LEO: It’s rare to see someone cite the Felice Brothers as an influence. Can you speak to how they have informed your music?
Ian O’Neil: Well, they are good friends, great songwriters, and they are incredibly themselves at all times. They don’t really belong anywhere in the current music scene because they are stranger and more unique than most things that are out there. And I feel the same way about us.
You also list author Raymond Carver as an influence.
Carver had such a powerful style of capturing the realities of everyday life in his stories that his work has been a major influence on me for just about everything. I think that, in a way, writing short stories is akin to songwriting, even more so than writing poetry.
What can you tell us about the new Deer Tick documentary “Straight into a Storm?”
It came to life when a friend of ours, William Miller, decided to follow us around and film us over the course of our 10th-anniversary shows. Then he compiled a bunch of old footage to help flesh out a storyline. But to be honest, I haven’t seen the final cut yet, so that’s about all I can really say about it right now. I can’t wait to see it in the theater.
Did you notice anything different about the dynamic, or the approach within the band, following the hiatus?
Yeah, for sure. While we were apart we actually got more committed to one another and to the music we have in common. It’s kind of cliché, but we came back renewed and with a sense of purpose. Additionally, we all seem to have good home lives now, and we are basically happy people, which makes it easier for us to work together.
At what point did you know that you had two distinct albums on your hands?
We started to know that before we even had the songs finished. But we wanted to make sure that we had enough strong material to make good on the promise of the idea. We didn’t want to go into the studio with two sprawling sets of filler anchored by five or six good songs.
The live show is also structured as two sets, both reflective of the moods on each of the new records. When it comes to older material, how do you guys decide which set that any given song belongs in?
Our aim is to make sure that each night of this tour is different than the night before. Part of that process means that we’ll be playing around with the older songs — rearranging them to give them new life — so that, for example, something loud from Divine Providence might well end up in the acoustic set and so forth.
What was behind the decision to take a comedian out on the road with you?
We wanted to make every night our night, in terms of the music. And honest to God, we have to sound-check so many instruments as it is, I couldn’t imagine how it would have worked if there was another band involved. Plus, we’ve always thought it would be cool to incorporate comedy into the act somehow and this seemed like as good a time as any to do it.
Any memories of Kentucky that you’d care to share?
I remember that Louisville has a great art scene, and I always look forward to exploring whatever is going on in that world, whenever I’m in town.
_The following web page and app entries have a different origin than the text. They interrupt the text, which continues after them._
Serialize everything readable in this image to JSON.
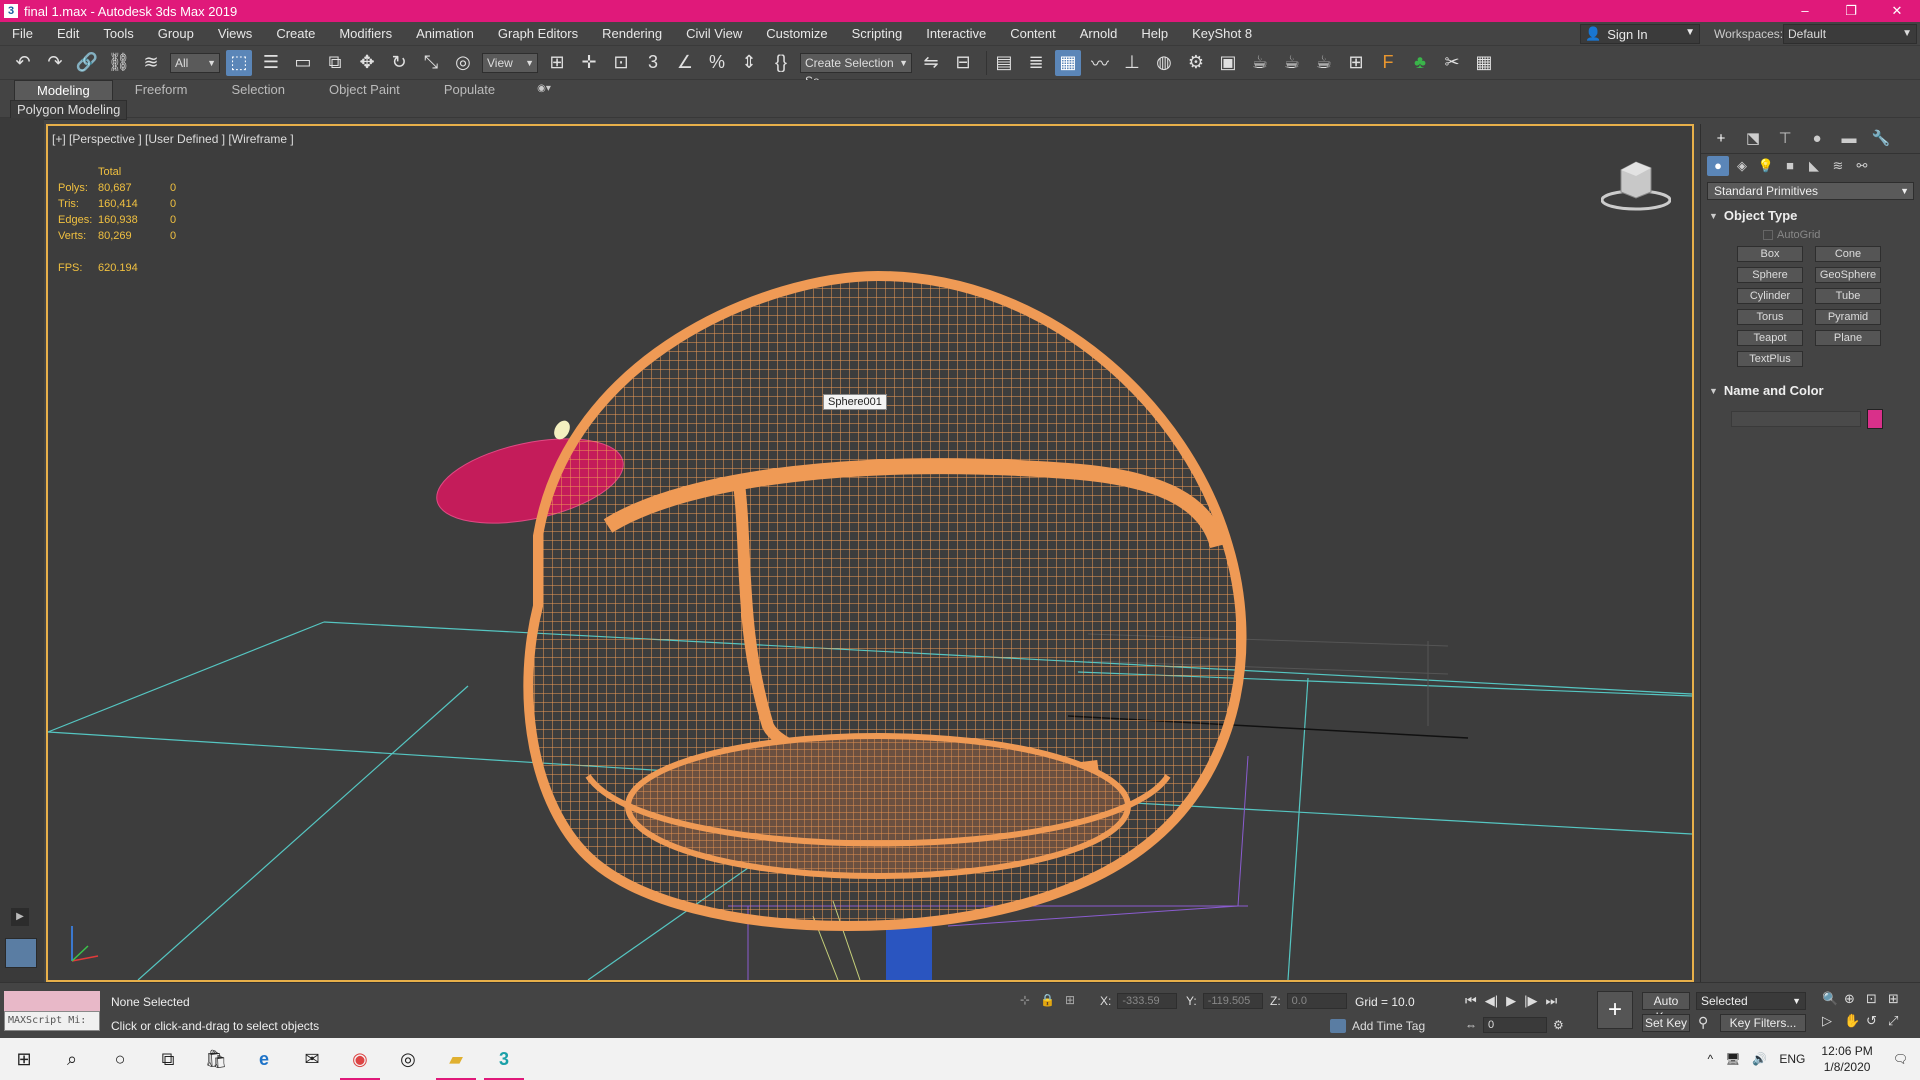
{
  "window": {
    "title": "final 1.max - Autodesk 3ds Max 2019",
    "app_icon": "3"
  },
  "menubar": {
    "items": [
      "File",
      "Edit",
      "Tools",
      "Group",
      "Views",
      "Create",
      "Modifiers",
      "Animation",
      "Graph Editors",
      "Rendering",
      "Civil View",
      "Customize",
      "Scripting",
      "Interactive",
      "Content",
      "Arnold",
      "Help",
      "KeyShot 8"
    ],
    "sign_in": "Sign In",
    "workspaces_label": "Workspaces:",
    "workspace_value": "Default"
  },
  "toolbar": {
    "filter_select": "All",
    "ref_coord_select": "View",
    "selection_set_select": "Create Selection Se"
  },
  "ribbon": {
    "tabs": [
      "Modeling",
      "Freeform",
      "Selection",
      "Object Paint",
      "Populate"
    ],
    "active_tab": "Modeling",
    "sub_label": "Polygon Modeling"
  },
  "viewport": {
    "label": "[+] [Perspective ] [User Defined ] [Wireframe ]",
    "stats_header": "Total",
    "stats": [
      {
        "label": "Polys:",
        "total": "80,687",
        "sel": "0"
      },
      {
        "label": "Tris:",
        "total": "160,414",
        "sel": "0"
      },
      {
        "label": "Edges:",
        "total": "160,938",
        "sel": "0"
      },
      {
        "label": "Verts:",
        "total": "80,269",
        "sel": "0"
      }
    ],
    "fps_label": "FPS:",
    "fps_value": "620.194",
    "object_tooltip": "Sphere001",
    "wire_color": "#ef9a55",
    "accent_wire_color": "#d0205e"
  },
  "command_panel": {
    "category": "Standard Primitives",
    "object_type_title": "Object Type",
    "autogrid": "AutoGrid",
    "primitives": [
      "Box",
      "Cone",
      "Sphere",
      "GeoSphere",
      "Cylinder",
      "Tube",
      "Torus",
      "Pyramid",
      "Teapot",
      "Plane",
      "TextPlus"
    ],
    "name_color_title": "Name and Color",
    "swatch_color": "#d9308a"
  },
  "status": {
    "listener_text": "MAXScript Mi:",
    "selection": "None Selected",
    "prompt": "Click or click-and-drag to select objects",
    "x_label": "X:",
    "x_value": "-333.59",
    "y_label": "Y:",
    "y_value": "-119.505",
    "z_label": "Z:",
    "z_value": "0.0",
    "grid": "Grid = 10.0",
    "add_time_tag": "Add Time Tag",
    "frame_value": "0",
    "auto_key": "Auto Key",
    "set_key": "Set Key",
    "selected_dropdown": "Selected",
    "key_filters": "Key Filters..."
  },
  "taskbar": {
    "language": "ENG",
    "time": "12:06 PM",
    "date": "1/8/2020"
  }
}
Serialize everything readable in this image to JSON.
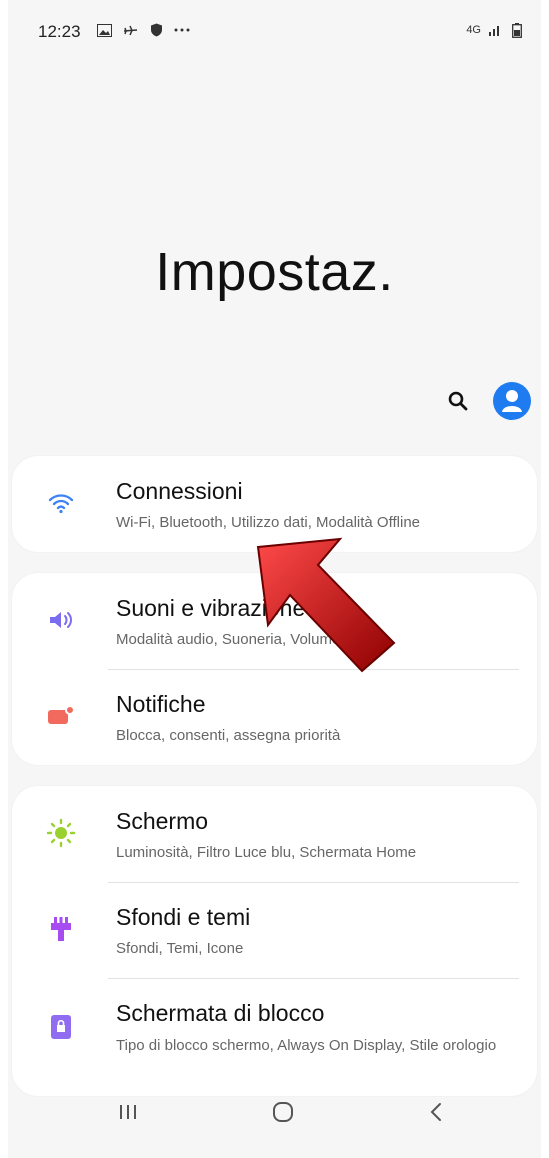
{
  "status_bar": {
    "time": "12:23",
    "left_icons": [
      "gallery-icon",
      "airplane-icon",
      "shield-icon",
      "more-dots-icon"
    ],
    "network": "4G",
    "right_icons": [
      "signal-icon",
      "battery-icon"
    ]
  },
  "header": {
    "title": "Impostaz."
  },
  "toolbar": {
    "icons": [
      "search-icon",
      "account-icon"
    ]
  },
  "groups": [
    {
      "items": [
        {
          "title": "Connessioni",
          "subtitle": "Wi-Fi, Bluetooth, Utilizzo dati, Modalità Offline",
          "icon": "wifi-icon",
          "icon_color": "#3b82f6"
        }
      ]
    },
    {
      "items": [
        {
          "title": "Suoni e vibrazione",
          "subtitle": "Modalità audio, Suoneria, Volume",
          "icon": "volume-icon",
          "icon_color": "#7c6cf0"
        },
        {
          "title": "Notifiche",
          "subtitle": "Blocca, consenti, assegna priorità",
          "icon": "notification-icon",
          "icon_color": "#f26a5e"
        }
      ]
    },
    {
      "items": [
        {
          "title": "Schermo",
          "subtitle": "Luminosità, Filtro Luce blu, Schermata Home",
          "icon": "brightness-icon",
          "icon_color": "#9bd12e"
        },
        {
          "title": "Sfondi e temi",
          "subtitle": "Sfondi, Temi, Icone",
          "icon": "themes-icon",
          "icon_color": "#a64cf0"
        },
        {
          "title": "Schermata di blocco",
          "subtitle": "Tipo di blocco schermo, Always On Display, Stile orologio",
          "icon": "lock-screen-icon",
          "icon_color": "#8f6cf0"
        }
      ]
    }
  ],
  "nav_bar": {
    "buttons": [
      "recents-icon",
      "home-icon",
      "back-icon"
    ]
  },
  "overlay": {
    "arrow_color": "#d40000"
  }
}
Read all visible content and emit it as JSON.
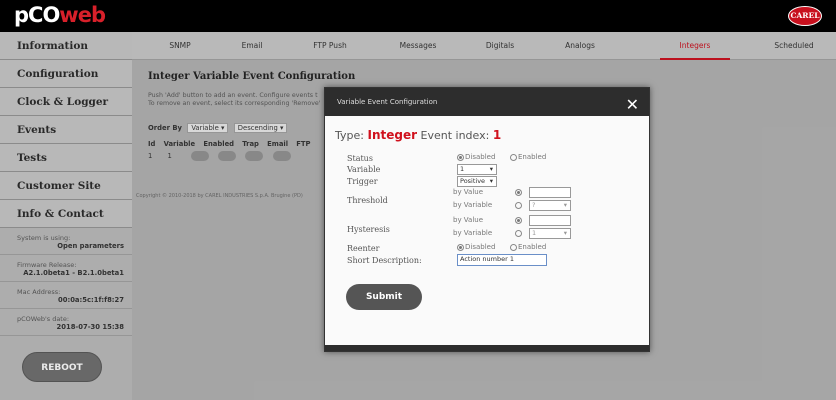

As far as past performances there, a personal favorite was when we were opening for Dr. Dog and we decided to come out dressed in drag, effectively stealing the show, much to their dismay.